2 ½ hours back. Maybe we get lucky, maybe not. More likely we will wind up improvising – like my wiggly, wobbly sapling. “Muy Mexicano!” – “Very Mexican,” our builder friend Ramón would say.

So you ask, why do I want to live in this land of water shortages, failed crops and “No Hay?” In Tucson, everything is so predictable. In Banámichi, from one day to the next, I never know what will happen, who will come to the door, what I will have to improvise. It’s fun, it’s interesting. It’s a challenge. I love the challenge. So what if something isn’t the way I expect? OK, I learn to adjust my expectations and find a way to cope. It’s an ongoing lesson in the true unpredictability of life. Life is more primal, more in my face, more immediate and vibrant when I constantly have to think on my feet. I have to be more in touch with myself. I feel more alive.

1 comment:

  1. Nice to have that visit with you through your post June.

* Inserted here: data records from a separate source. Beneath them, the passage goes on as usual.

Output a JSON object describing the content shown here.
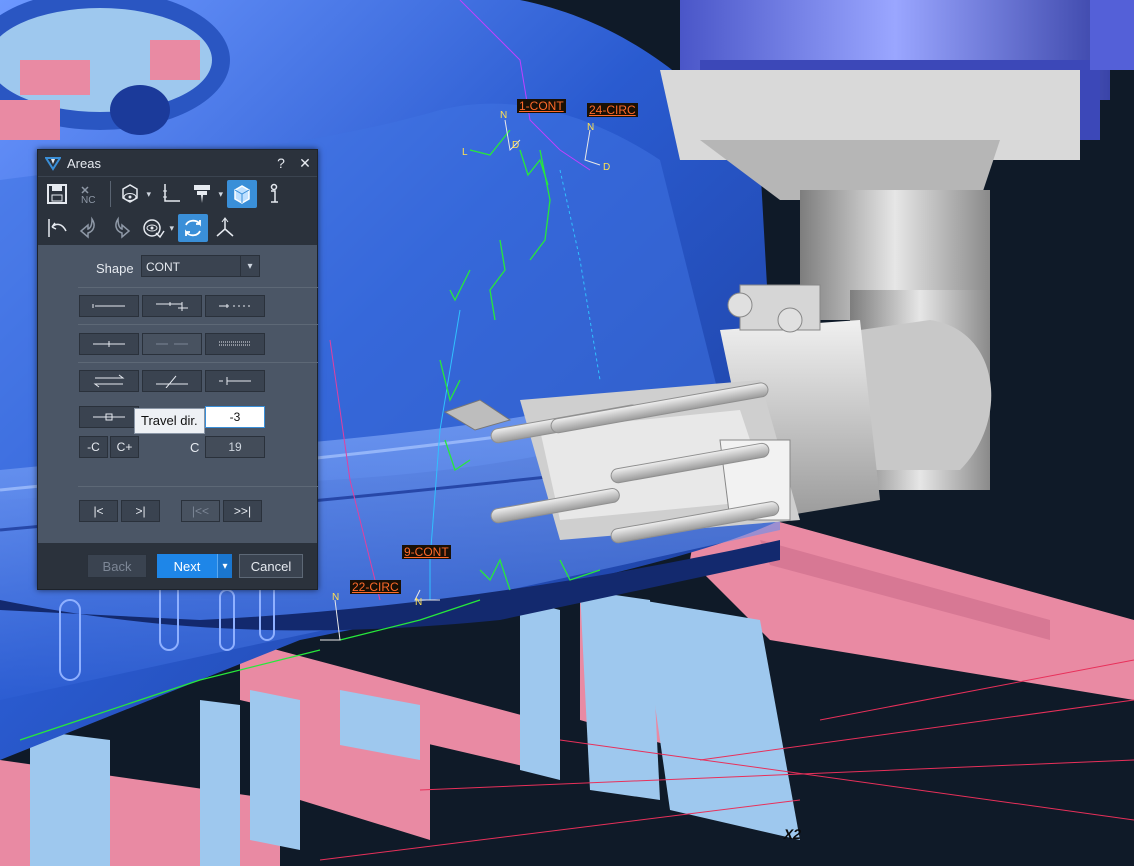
{
  "dialog": {
    "title": "Areas",
    "help": "?",
    "close": "✕",
    "toolbar1": [
      {
        "icon": "save-icon"
      },
      {
        "icon": "nc-icon",
        "text": "NC"
      },
      {
        "icon": "view-cube-icon"
      },
      {
        "icon": "axis-icon"
      },
      {
        "icon": "tool-holder-icon"
      },
      {
        "icon": "solid-cube-icon"
      },
      {
        "icon": "info-icon"
      }
    ],
    "toolbar2": [
      {
        "icon": "back-path-icon"
      },
      {
        "icon": "undo-arrow-icon"
      },
      {
        "icon": "redo-arrow-icon"
      },
      {
        "icon": "visibility-icon"
      },
      {
        "icon": "refresh-icon"
      },
      {
        "icon": "coordinate-axes-icon"
      }
    ],
    "shape_label": "Shape",
    "shape_value": "CONT",
    "travel_dir_tooltip": "Travel dir.",
    "travel_dir_value": "-3",
    "c_minus": "-C",
    "c_plus": "C+",
    "c_label": "C",
    "c_value": "19",
    "nav": {
      "first": "|<",
      "last": ">|",
      "first_dis": "|<<",
      "last2": ">>|"
    },
    "footer": {
      "back": "Back",
      "next": "Next",
      "cancel": "Cancel"
    }
  },
  "viewport_labels": {
    "l1": "1-CONT",
    "l24": "24-CIRC",
    "l9": "9-CONT",
    "l22": "22-CIRC",
    "x2": "X2"
  },
  "colors": {
    "accent": "#1e86e8",
    "part_blue": "#2f63d6",
    "fixture_pink": "#e98aa3",
    "fixture_lightblue": "#9ec8ee",
    "toolpath_green": "#27e83b",
    "label_orange": "#ff6a2a"
  }
}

Thanks for the tour of the garden. I want some of those tomatoes! Yum. I know what you mean about the unpredictably making you stay more alive, more alert to life. Our camp host job is getting a bit predictable so we're planning a trip to Big Sur to see where we'll be camp hosting next and to meet some staff people there. We are even talking about getting some parttime jobs at Big Sur Lodge. John and I had a long conversation today about honoring me the writer - both me doing the honoring and me requesting him to do so. It was good. I'm getting there. I'm owning this part of me and making a place to write in the world that does not take a lower priority to everything else. Be cool my dear June. Love you. Can't wait for our next visit! Your readers are invited to stop by my blogs: Levonne's Pretty Pics and A Camp Host Housewife's Meanderings.